Contrary to popular conception, wealthy women are often in worse health than lower income women.

(Photo: Ariel Skelley/Getty)

Wealth doesn’t always equal health, according to survey results released by the Executive Health Centre and published in the November 19 edition of Maclean’s Magazine. The ‘2012 How Healthy Are You?’ survey points out women earning high incomes (>$150K) are less healthy than women in lower income brackets.

Those findings conflict with public health studies that show high income earners have better access to high quality food, shelter and medical care and, therefore, will have better health outcomes. So why did our study show an improving health trend for both men and women as their incomes grew, but then indicated a sudden shift to more symptoms in high income females?

My experience tells me there are two causes:

  • The Second Shift Effect
  • Stubborn biology – The Menopause Effect

Data collected during the past decade shows that women are working longer hours and taking on almost all the household responsibilities (grocery shopping, preparing meals) and children support/planning (helping with homework, and other kid activities).  The National Parenting Association statistics support these observations.  There is no work-life balance but rather a three-way directional juggle of career, home and life. When time runs out, ‘self’ takes a back seat.  This is the “Second Shift Effect.”

In my executive health practice, I consider all of my female executives to be at high health risk because they more often than men delay their medical appointments and diagnostic tests. Personal time for exercise and de-stressing activities such as yoga and spa treatments are not prioritized. (Contrast this with my male clients who stick to appointment schedules as planned—including golf rounds, hockey games and early-morning gym routines.) This is a set-up for poor health. Medical studies show heart disease, diabetes and cancer are on the rise among women, especially those in senior roles. 

The Menopause Effect

The survey for Maclean’s showed that the stress-related issues topping the list include weight gain due to food cravings, musculoskeletal and menopausal symptoms. The average age of the female high earners with these symptoms is 47, which is when perimenopause (irregular menstrual cycles, symptoms due to hormonal imbalance) begins.

In my view, menopausal symptoms must be managed proactively. Otherwise they can contribute to the ‘glass ceiling’—the difficulty in breaking into the ranks of senior management. Hot flashes and night sweats lead to poor and insufficient sleep which in turn causes mood swings, irritability, impaired memory and decreased mental acuity. This is a set up for poor performance. While this may be tolerated at home, few businesses are as sympathetic. 

Make your peak earning years your best years

Stubborn symptoms can affect performance but they can be overcome.  Women must be proactive about their health by seeking out professionals who not only specialize in their unique health needs, but who also understand the female executive persona.
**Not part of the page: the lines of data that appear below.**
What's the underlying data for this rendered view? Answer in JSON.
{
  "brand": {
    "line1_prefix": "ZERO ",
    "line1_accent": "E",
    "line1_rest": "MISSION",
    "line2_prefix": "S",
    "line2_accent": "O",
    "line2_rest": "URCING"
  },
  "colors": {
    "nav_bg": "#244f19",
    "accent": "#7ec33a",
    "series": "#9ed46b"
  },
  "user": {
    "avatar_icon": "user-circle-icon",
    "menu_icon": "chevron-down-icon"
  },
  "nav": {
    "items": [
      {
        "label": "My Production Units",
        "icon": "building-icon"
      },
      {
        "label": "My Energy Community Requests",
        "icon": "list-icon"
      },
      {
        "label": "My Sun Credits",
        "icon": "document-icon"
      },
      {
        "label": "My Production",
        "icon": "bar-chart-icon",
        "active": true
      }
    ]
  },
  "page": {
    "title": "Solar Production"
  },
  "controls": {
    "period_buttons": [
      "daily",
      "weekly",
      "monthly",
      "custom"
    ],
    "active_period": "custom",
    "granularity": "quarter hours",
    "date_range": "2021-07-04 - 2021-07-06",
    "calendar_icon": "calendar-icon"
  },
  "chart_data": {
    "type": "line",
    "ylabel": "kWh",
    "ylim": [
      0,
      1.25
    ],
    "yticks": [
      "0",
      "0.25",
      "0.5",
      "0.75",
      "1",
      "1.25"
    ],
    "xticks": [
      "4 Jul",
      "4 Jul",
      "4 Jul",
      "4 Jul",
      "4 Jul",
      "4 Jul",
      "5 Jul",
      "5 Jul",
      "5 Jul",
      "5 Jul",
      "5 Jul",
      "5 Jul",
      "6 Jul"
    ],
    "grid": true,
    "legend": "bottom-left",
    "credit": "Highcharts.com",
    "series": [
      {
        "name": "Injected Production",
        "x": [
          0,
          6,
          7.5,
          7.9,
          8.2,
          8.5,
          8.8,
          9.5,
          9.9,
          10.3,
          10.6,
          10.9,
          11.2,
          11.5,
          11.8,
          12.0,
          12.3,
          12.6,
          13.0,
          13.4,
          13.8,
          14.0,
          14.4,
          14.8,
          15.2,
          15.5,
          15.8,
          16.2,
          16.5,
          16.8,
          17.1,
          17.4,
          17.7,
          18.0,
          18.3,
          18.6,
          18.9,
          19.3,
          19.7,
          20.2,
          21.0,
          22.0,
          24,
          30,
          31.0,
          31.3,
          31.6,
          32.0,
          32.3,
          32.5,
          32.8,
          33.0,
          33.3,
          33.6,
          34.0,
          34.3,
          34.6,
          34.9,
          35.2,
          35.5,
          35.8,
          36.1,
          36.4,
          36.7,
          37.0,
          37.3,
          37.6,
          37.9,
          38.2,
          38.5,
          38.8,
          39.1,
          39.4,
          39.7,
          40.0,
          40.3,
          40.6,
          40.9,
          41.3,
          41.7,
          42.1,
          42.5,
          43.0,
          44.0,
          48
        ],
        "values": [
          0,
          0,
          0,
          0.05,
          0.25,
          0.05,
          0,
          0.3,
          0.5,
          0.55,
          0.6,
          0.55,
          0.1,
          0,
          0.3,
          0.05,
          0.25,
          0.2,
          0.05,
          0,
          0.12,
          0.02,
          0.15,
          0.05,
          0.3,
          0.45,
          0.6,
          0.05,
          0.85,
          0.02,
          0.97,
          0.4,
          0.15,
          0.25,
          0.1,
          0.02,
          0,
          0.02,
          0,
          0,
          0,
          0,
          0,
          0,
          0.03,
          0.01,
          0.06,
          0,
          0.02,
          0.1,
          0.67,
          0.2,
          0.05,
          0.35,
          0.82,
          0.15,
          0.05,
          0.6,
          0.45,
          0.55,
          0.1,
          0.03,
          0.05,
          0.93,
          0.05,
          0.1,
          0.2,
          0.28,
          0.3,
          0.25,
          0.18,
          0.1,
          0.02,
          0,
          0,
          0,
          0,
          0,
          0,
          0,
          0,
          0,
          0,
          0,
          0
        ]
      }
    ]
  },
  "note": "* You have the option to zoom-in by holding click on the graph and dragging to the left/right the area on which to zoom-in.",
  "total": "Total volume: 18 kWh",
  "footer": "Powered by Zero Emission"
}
Women can prevent health problems before their peak earning years so they can crash through that glass ceiling.

Dr. Elaine Chin is founder of the Executive Health Centre.